Third, reform needs to empower educators as well as families. Educators are trapped in the same dysfunctional school bureaucracies as students. They are beleaguered by inconstant school-board governance and frustrated by paperwork. They experience first-hand the problems of ill-conceived accountability systems and federal efforts to micromanage school discipline. Teachers have every right to be concerned about out-of-touch politicos and capricious bureaucrats. I believe in empowering professionals and enabling them to choose schools and systems where they can thrive — even if that means building those schools from scratch. Charter schools and private schools are able to shake free from many of the heavy-handed, bureaucratic impediments imposed on public schools, while giving educators more chances to teach what they’re passionate about.
I've taught in regular public schools and in a charter school since 2002. Almost every week I've been struck by the contrast with the standard public schools. As a teacher, I feel so much more empowered for what I do in the classroom. Decisions are made by an administration whom I can talk to while passing in the hall. I don't have to write long memos and then wait months for a decision to come down from the county school administration. Teachers have a true voice in overall school decisions. Decisions can be made in the interest of the students instead of being bound by some regulation passed down from on high in a one-size-fits-all set of rules instead of looking at the individual situation for that student in this school.

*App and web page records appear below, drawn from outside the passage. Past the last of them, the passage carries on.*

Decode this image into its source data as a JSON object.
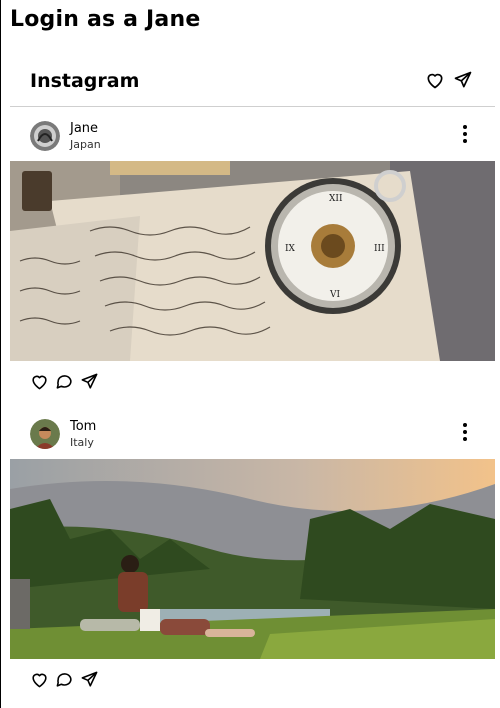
{
  "page": {
    "title": "Login as a Jane"
  },
  "header": {
    "brand": "Instagram",
    "icons": [
      "heart-icon",
      "send-icon"
    ]
  },
  "posts": [
    {
      "user": "Jane",
      "location": "Japan",
      "image": "pocket watch on handwritten letters",
      "actions": [
        "heart-icon",
        "comment-icon",
        "send-icon"
      ]
    },
    {
      "user": "Tom",
      "location": "Italy",
      "image": "couple sitting on grass by a river at sunset",
      "actions": [
        "heart-icon",
        "comment-icon",
        "send-icon"
      ]
    }
  ]
}
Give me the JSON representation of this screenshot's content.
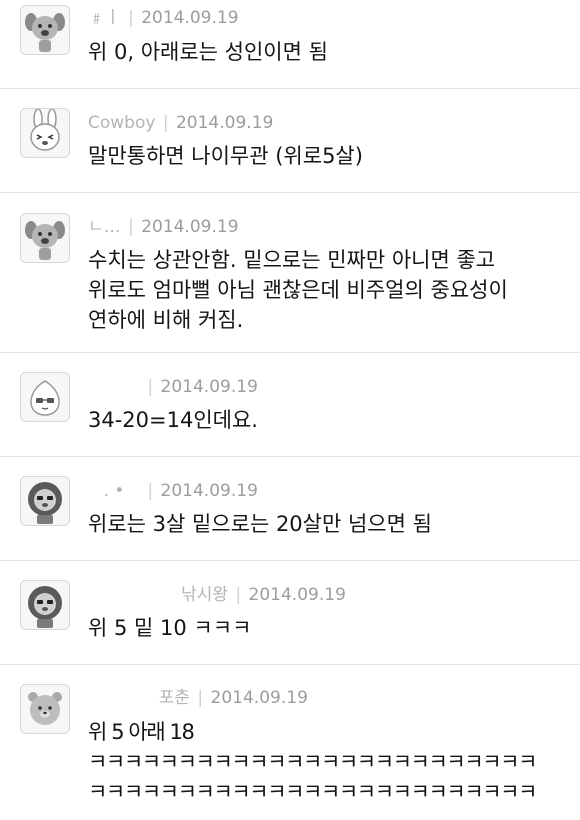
{
  "comments": [
    {
      "author": "﹟ㅣ",
      "date": "2014.09.19",
      "text": "위 0, 아래로는 성인이면 됨",
      "avatar_icon": "dog-icon"
    },
    {
      "author": "Cowboy",
      "date": "2014.09.19",
      "text": "말만통하면 나이무관 (위로5살)",
      "avatar_icon": "rabbit-icon"
    },
    {
      "author": "ㄴ…",
      "date": "2014.09.19",
      "text": "수치는 상관안함. 밑으로는 민짜만 아니면 좋고\n위로도 엄마뻘 아님 괜찮은데 비주얼의 중요성이\n연하에 비해 커짐.",
      "avatar_icon": "dog-icon"
    },
    {
      "author": "",
      "date": "2014.09.19",
      "text": "34-20=14인데요.",
      "avatar_icon": "peach-icon"
    },
    {
      "author": ". •",
      "date": "2014.09.19",
      "text": "위로는 3살 밑으로는 20살만 넘으면 됨",
      "avatar_icon": "lion-icon"
    },
    {
      "author": "낚시왕",
      "date": "2014.09.19",
      "text": "위 5 밑 10 ㅋㅋㅋ",
      "avatar_icon": "lion-icon"
    },
    {
      "author": "포춘",
      "date": "2014.09.19",
      "text": "위 5 아래 18\nㅋㅋㅋㅋㅋㅋㅋㅋㅋㅋㅋㅋㅋㅋㅋㅋㅋㅋㅋㅋㅋㅋㅋㅋㅋ\nㅋㅋㅋㅋㅋㅋㅋㅋㅋㅋㅋㅋㅋㅋㅋㅋㅋㅋㅋㅋㅋㅋㅋㅋㅋ",
      "avatar_icon": "bear-icon"
    }
  ],
  "separator": "|"
}
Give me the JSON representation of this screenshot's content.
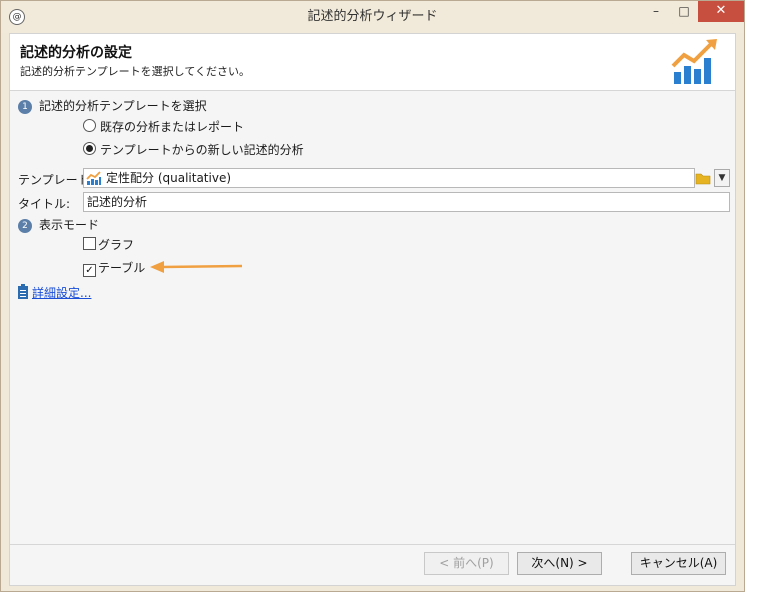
{
  "window": {
    "title": "記述的分析ウィザード",
    "minimize": "–",
    "maximize": "□",
    "close": "✕"
  },
  "header": {
    "title": "記述的分析の設定",
    "subtitle": "記述的分析テンプレートを選択してください。"
  },
  "step1": {
    "number": "1",
    "label": "記述的分析テンプレートを選択",
    "options": [
      "既存の分析またはレポート",
      "テンプレートからの新しい記述的分析"
    ],
    "selected_index": 1
  },
  "template": {
    "label": "テンプレート:",
    "value": "定性配分 (qualitative)"
  },
  "title_field": {
    "label": "タイトル:",
    "value": "記述的分析"
  },
  "step2": {
    "number": "2",
    "label": "表示モード",
    "graph_label": "グラフ",
    "graph_checked": false,
    "table_label": "テーブル",
    "table_checked": true
  },
  "advanced_link": "詳細設定...",
  "buttons": {
    "prev": "< 前へ(P)",
    "next": "次へ(N) >",
    "cancel": "キャンセル(A)"
  },
  "colors": {
    "accent_orange": "#f0a040",
    "chart_blue": "#2b7fd0",
    "step_badge": "#5b7fa8",
    "close_button": "#c74f3f"
  }
}
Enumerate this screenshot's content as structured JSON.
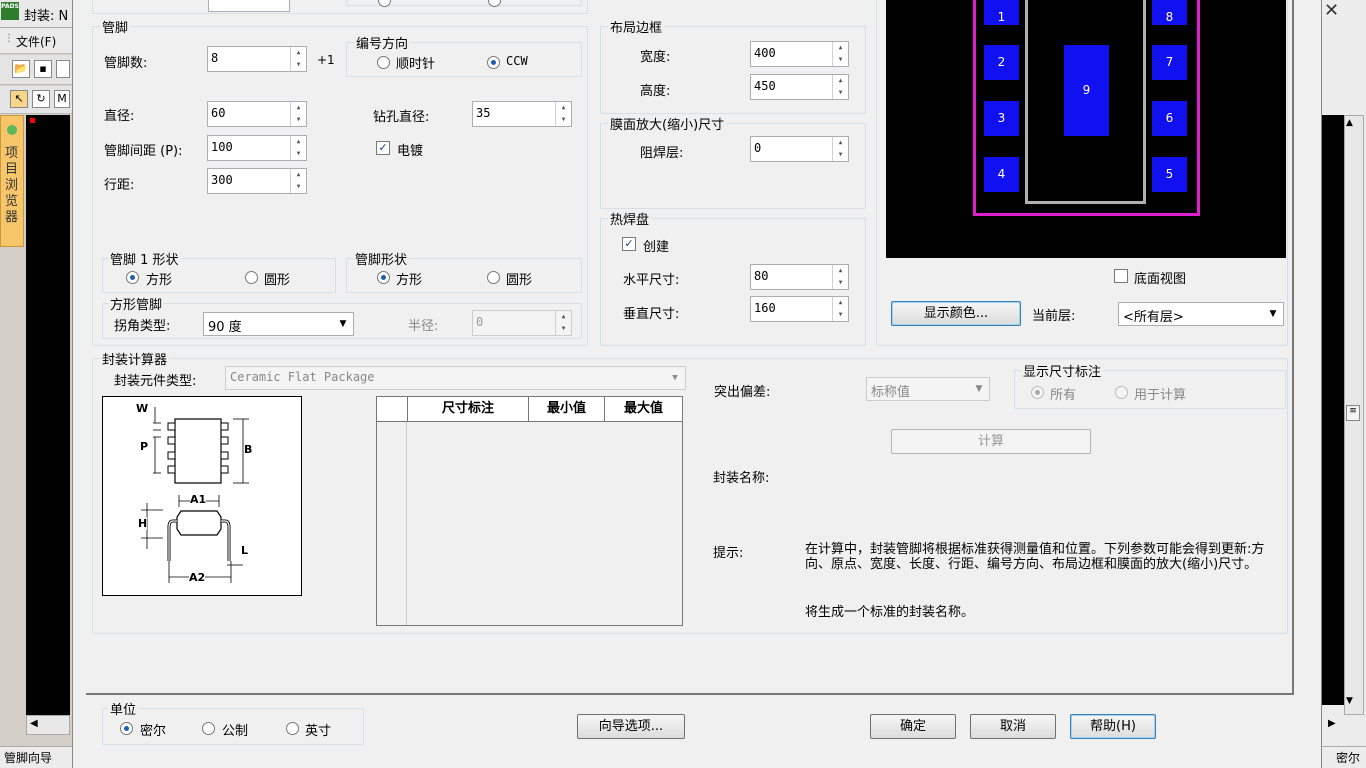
{
  "background": {
    "window_title": "封装: N",
    "menu_file": "文件(F)",
    "project_browser_tab": "项目浏览器",
    "status_left": "管脚向导",
    "status_right": "密尔"
  },
  "pins_group": {
    "label": "管脚",
    "pin_count_label": "管脚数:",
    "pin_count_value": "8",
    "plus_one": "+1",
    "numbering": {
      "label": "编号方向",
      "clockwise": "顺时针",
      "ccw": "CCW"
    },
    "diameter_label": "直径:",
    "diameter_value": "60",
    "drill_label": "钻孔直径:",
    "drill_value": "35",
    "pitch_label": "管脚间距 (P):",
    "pitch_value": "100",
    "plated_label": "电镀",
    "row_spacing_label": "行距:",
    "row_spacing_value": "300",
    "pin1_shape": {
      "label": "管脚 1 形状",
      "square": "方形",
      "round": "圆形"
    },
    "pin_shape": {
      "label": "管脚形状",
      "square": "方形",
      "round": "圆形"
    },
    "square_pin": {
      "label": "方形管脚",
      "corner_type_label": "拐角类型:",
      "corner_type_value": "90 度",
      "radius_label": "半径:",
      "radius_value": "0"
    }
  },
  "layout_border": {
    "label": "布局边框",
    "width_label": "宽度:",
    "width_value": "400",
    "height_label": "高度:",
    "height_value": "450"
  },
  "mask": {
    "label": "膜面放大(缩小)尺寸",
    "solder_mask_label": "阻焊层:",
    "solder_mask_value": "0"
  },
  "thermal_pad": {
    "label": "热焊盘",
    "create_label": "创建",
    "horizontal_label": "水平尺寸:",
    "horizontal_value": "80",
    "vertical_label": "垂直尺寸:",
    "vertical_value": "160"
  },
  "preview": {
    "pads_left": [
      "1",
      "2",
      "3",
      "4"
    ],
    "pads_right": [
      "8",
      "7",
      "6",
      "5"
    ],
    "center_pad": "9",
    "bottom_view_label": "底面视图",
    "show_colors_button": "显示颜色...",
    "current_layer_label": "当前层:",
    "current_layer_value": "<所有层>"
  },
  "calculator": {
    "label": "封装计算器",
    "component_type_label": "封装元件类型:",
    "component_type_value": "Ceramic Flat Package",
    "diagram_labels": {
      "w": "W",
      "p": "P",
      "b": "B",
      "a1": "A1",
      "h": "H",
      "l": "L",
      "a2": "A2"
    },
    "table_headers": [
      "尺寸标注",
      "最小值",
      "最大值"
    ],
    "tolerance_label": "突出偏差:",
    "tolerance_value": "标称值",
    "show_dims": {
      "label": "显示尺寸标注",
      "all": "所有",
      "for_calc": "用于计算"
    },
    "calc_button": "计算",
    "package_name_label": "封装名称:",
    "hint_label": "提示:",
    "hint_text_1": "在计算中，封装管脚将根据标准获得测量值和位置。下列参数可能会得到更新:方向、原点、宽度、长度、行距、编号方向、布局边框和膜面的放大(缩小)尺寸。",
    "hint_text_2": "将生成一个标准的封装名称。"
  },
  "units": {
    "label": "单位",
    "mil": "密尔",
    "metric": "公制",
    "inch": "英寸"
  },
  "buttons": {
    "wizard_options": "向导选项...",
    "ok": "确定",
    "cancel": "取消",
    "help": "帮助(H)"
  },
  "colors": {
    "pad_blue": "#1010f0",
    "board_outline": "#e020d0",
    "body_outline": "#b0b0b0"
  }
}
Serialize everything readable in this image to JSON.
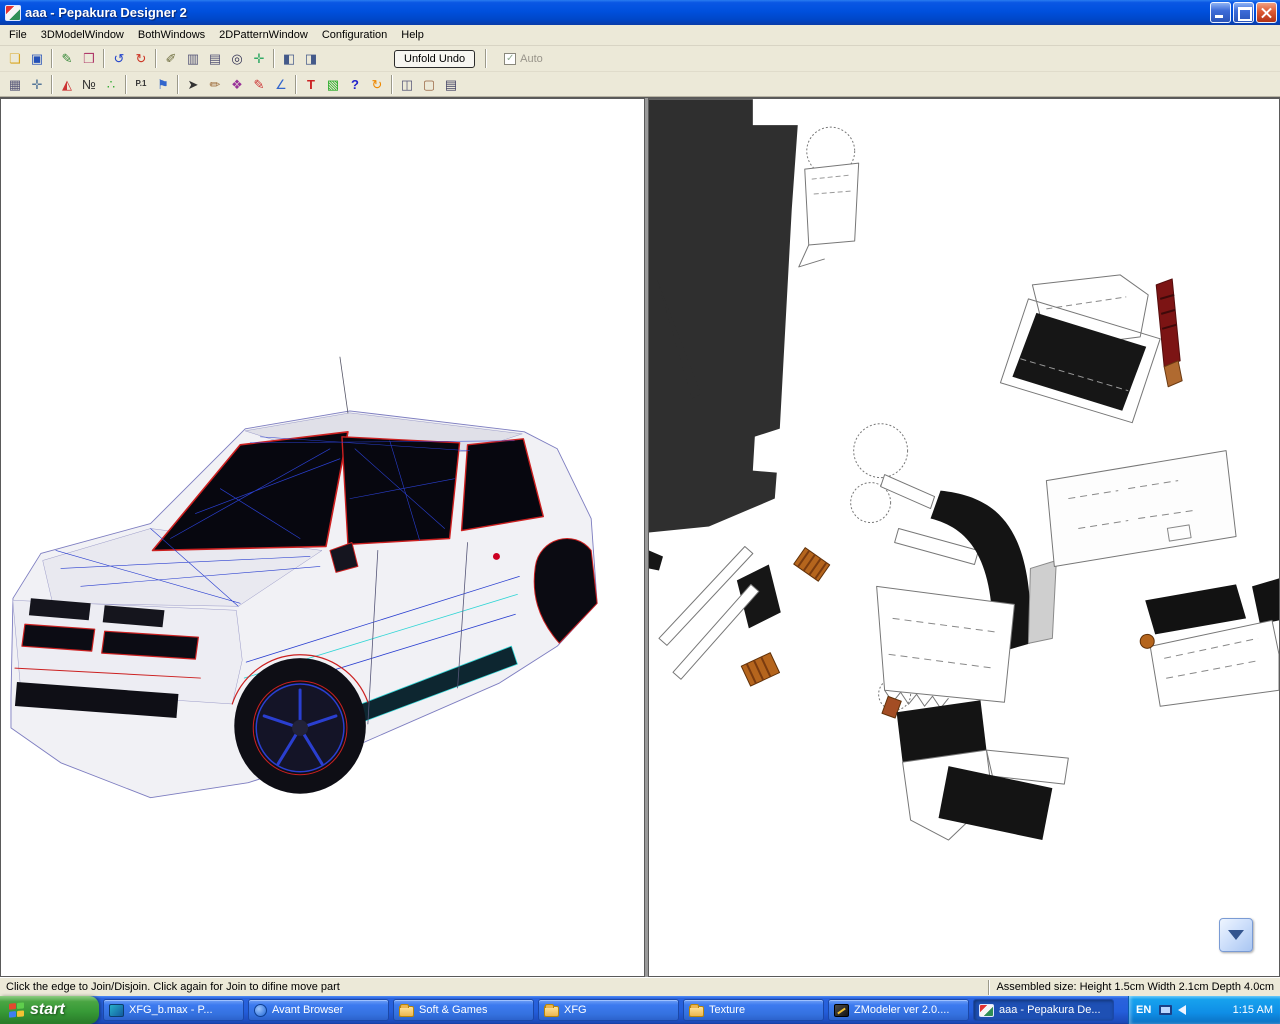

I don't think that any one statement before a Senate committee will do much to change anyone's mind about school choice. But if DeVos were to make it a habit to be the voice for reform and get the message out over the next four years about the benefits to students, families, teachers, and society, it would be a true benefit.

Here is an example of the sorts of advantages of a small charter school has over a large public school district. Over the weekend, there was a mix of ice and snow in my area of North Carolina. Schools in the area shut down on Monday and Tuesday as they usually do when there is snow. The community just isn't prepared for driving in wintry weather. We don't have enough equipment and many drivers are pretty inexperienced driving in snow and ice. And we don't have snow tires or chains. So it makes sense to cancel school. I don't have any objection to that. The questions arise about when to return to school. The temperature was above freezing all Tuesday and just about all the ice on streets had melted or, at least, softened enough to drive on. Wake County Public Schools and other neighboring counties, however, was closed on Wednesday because a few schools in the northern part of the county were still not clear. Also, because schools start at 7:30 for secondary schools, the buses have t start before 5:00 a.m., authorities didn't want them out there to deal with the roads even if there were a delay. And there was also a big problem because many of the parking lots at schools hadn't been cleared.

In contrast, my small charter school was flexible enough to figure out a way to have school today. We have a private contract for clearing the parking lot so that isn't a concern. We don't have to depend on government equipment to get around to our school. Volunteer teachers came in early and shoveled the sidewalks. Then we started school three hours late at noon by which time the streets were all clear. All this is possible because of the flexibility of being one school that doesn't have to determine policies based on lots of other schools in the school district. I can understand the concerns of the public school district, but I'm so glad that I don't have to wait for school to open it up because a handful of schools in the district haven't gotten their parking lots cleared yet. I think that these are the sort of administrative advantages that people don't normally think of for charter schools but are a great relief when you're working or attending one.